This course prepares students for the rigorous physical demands of career paths in the public safety academies. The students will have specialized individual and group training to improve cardiorespiratory endurance, stamina, muscular strength, endurance, core strength, agility, and flexibility to improve pre and post fitness assessments that are common in public safety academies.

Physical Fitness

Law Enforcement is a physically demanding career, and training must prepare candidates for these challenges. Candidates must report to training in good physical condition with no medical problems which would prohibit them from engaging in rigorous physical activity. As a minimum guideline before enrolling in the Basic Peace Officer Training Program, candidates should be able to perform the following:

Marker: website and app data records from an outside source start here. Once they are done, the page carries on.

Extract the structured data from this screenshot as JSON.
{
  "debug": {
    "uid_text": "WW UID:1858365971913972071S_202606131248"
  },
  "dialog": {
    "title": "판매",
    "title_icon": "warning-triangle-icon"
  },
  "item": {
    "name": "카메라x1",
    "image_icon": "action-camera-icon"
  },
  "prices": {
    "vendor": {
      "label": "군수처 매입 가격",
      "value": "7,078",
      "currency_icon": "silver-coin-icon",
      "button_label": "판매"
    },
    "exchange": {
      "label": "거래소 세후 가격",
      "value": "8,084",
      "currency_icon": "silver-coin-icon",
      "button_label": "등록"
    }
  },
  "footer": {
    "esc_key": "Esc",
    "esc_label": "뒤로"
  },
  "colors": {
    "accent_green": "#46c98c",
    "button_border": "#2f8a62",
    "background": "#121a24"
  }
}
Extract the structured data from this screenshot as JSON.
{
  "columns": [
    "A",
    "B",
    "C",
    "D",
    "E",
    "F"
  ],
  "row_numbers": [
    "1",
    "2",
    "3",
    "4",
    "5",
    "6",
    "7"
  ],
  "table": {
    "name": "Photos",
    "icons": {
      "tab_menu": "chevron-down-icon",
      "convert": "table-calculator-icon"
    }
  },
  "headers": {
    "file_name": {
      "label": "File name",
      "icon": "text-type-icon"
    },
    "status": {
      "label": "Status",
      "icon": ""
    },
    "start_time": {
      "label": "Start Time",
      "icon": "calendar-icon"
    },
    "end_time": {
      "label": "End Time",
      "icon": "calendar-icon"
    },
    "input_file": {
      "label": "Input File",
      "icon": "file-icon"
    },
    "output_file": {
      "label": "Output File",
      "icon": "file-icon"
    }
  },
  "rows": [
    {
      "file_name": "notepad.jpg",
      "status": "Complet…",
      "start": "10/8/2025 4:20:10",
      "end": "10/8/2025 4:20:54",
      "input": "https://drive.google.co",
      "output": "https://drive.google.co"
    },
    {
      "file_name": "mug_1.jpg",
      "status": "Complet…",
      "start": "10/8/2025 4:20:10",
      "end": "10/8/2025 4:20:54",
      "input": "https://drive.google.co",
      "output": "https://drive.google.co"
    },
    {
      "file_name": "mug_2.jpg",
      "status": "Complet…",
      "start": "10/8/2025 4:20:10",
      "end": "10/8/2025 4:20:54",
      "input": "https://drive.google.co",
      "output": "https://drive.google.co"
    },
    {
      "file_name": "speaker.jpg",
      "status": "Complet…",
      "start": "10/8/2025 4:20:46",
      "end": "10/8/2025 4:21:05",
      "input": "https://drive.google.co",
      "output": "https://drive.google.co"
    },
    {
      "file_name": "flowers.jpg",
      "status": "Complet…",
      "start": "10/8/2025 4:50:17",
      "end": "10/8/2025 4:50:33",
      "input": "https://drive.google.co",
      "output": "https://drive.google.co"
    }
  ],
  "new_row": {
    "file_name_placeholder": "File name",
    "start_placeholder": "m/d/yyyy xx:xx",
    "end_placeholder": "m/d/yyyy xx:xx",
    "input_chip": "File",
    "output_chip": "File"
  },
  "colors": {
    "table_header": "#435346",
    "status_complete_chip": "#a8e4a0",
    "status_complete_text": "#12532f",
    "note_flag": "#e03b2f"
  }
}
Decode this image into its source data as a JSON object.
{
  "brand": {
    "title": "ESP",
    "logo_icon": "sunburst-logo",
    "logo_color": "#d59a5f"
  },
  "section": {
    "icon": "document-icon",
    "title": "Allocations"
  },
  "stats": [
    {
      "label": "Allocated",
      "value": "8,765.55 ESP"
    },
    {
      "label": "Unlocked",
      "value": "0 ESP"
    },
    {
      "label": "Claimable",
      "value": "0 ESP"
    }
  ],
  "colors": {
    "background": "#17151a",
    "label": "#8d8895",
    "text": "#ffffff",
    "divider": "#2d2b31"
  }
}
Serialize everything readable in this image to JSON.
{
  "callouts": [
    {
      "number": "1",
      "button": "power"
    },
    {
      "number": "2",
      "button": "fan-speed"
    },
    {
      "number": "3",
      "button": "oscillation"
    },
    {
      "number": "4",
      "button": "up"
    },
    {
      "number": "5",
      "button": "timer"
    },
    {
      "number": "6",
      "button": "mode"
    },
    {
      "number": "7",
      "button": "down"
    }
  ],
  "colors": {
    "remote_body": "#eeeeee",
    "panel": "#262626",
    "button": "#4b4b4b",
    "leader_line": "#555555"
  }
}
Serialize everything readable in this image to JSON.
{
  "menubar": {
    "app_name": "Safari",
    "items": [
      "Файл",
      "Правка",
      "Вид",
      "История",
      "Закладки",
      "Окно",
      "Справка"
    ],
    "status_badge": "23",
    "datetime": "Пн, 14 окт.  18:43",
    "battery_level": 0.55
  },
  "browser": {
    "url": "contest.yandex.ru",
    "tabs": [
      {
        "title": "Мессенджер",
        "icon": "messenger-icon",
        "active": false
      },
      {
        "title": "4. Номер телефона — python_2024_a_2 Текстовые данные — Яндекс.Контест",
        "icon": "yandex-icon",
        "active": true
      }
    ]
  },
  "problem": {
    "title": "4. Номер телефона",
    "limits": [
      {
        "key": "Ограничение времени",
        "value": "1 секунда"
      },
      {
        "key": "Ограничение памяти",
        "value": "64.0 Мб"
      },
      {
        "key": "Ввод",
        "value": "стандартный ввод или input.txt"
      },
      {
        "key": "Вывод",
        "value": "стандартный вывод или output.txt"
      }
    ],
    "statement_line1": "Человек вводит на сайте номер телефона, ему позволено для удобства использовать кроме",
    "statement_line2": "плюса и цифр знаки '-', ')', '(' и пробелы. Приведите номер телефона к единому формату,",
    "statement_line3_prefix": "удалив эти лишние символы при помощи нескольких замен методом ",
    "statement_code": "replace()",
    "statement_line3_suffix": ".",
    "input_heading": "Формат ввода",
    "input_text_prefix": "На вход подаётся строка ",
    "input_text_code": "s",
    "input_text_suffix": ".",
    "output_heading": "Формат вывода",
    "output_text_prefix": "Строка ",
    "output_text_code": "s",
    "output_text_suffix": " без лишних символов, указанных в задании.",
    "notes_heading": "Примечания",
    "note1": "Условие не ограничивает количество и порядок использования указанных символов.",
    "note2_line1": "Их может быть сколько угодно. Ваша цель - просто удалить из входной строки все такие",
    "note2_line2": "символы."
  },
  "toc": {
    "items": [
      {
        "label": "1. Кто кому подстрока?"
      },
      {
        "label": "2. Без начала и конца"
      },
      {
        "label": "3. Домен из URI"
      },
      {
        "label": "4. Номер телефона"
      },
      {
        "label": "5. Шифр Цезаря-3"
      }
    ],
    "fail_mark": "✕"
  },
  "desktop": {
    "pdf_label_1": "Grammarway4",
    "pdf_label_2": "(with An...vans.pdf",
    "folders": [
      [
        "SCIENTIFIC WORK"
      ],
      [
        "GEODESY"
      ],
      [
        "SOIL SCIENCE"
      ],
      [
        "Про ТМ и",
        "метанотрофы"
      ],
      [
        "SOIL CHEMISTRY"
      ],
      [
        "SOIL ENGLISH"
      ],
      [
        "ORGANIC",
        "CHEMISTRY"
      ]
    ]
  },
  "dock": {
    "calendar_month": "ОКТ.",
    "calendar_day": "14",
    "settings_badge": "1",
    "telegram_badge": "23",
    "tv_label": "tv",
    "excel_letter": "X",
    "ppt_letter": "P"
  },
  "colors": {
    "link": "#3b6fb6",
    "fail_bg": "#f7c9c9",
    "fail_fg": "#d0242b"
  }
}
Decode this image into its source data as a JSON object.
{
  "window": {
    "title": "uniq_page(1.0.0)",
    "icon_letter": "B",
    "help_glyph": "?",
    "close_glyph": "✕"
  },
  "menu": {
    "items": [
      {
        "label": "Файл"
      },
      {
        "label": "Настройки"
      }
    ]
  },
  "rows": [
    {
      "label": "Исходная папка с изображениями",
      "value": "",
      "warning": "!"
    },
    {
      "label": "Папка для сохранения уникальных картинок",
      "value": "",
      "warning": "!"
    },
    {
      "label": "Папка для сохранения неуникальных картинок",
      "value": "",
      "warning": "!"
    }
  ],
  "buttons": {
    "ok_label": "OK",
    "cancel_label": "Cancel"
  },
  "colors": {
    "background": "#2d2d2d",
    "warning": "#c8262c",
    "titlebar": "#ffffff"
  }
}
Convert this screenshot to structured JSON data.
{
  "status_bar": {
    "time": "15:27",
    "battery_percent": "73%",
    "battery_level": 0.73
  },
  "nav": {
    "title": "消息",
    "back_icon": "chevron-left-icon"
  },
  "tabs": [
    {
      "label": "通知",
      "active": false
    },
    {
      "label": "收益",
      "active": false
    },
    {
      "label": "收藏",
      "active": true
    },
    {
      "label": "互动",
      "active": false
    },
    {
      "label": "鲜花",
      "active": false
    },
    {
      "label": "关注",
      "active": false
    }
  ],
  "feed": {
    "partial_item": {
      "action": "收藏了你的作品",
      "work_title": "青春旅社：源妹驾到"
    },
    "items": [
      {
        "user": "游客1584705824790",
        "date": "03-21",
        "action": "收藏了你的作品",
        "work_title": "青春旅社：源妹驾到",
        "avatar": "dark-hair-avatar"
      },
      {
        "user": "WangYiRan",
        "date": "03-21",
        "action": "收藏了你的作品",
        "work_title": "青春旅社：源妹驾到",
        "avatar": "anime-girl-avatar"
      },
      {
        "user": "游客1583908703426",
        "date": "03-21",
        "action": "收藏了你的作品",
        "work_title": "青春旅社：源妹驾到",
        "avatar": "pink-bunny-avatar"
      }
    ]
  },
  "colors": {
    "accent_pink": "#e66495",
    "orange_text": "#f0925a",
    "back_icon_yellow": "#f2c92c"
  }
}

  • 1.5 mile run in under 18 minutes
  • 15 push-ups in one minute
  • 24 sit-ups in one minute[NL1] 

Although some fitness training is incorporated into the first two Modules of Basic Peace Officer Training, it is strongly recommended that perspective students consider concurrent enrollment in available physical education classes offered at COD, e.g., Kinesiology 037 PSA Fitness, PE-041 Core Conditioning.

Physical Agility Tests​

Students planning on participating in the Module-I course should be prepared to meet the following minimum physical agility requirements:

  • 99 Yard Obstacle Course: Candidates run a 99 yard obstacle course consisting of several sharp turns, a number of curb height obstacles, and a 34 inch high obstacle that must be vaulted.
  • Body Drag: Candidates must drag a 165 pound dummy the distance of 32 feet.
  • Chain Link Fence: Candidates run 5 yards to a 6-foot chain link fence, climb over the fence, continue running another 25 yards.
  • Solid Fence Climb: Candidates run 5 yards to a 6-foot solid fence, climb over the fence, and continue running another 25 yards.​​​
  • 500 Yard Run: Candidates must run 500 yards (equivalent to 1 lap plus 60 yards of a standard running track).​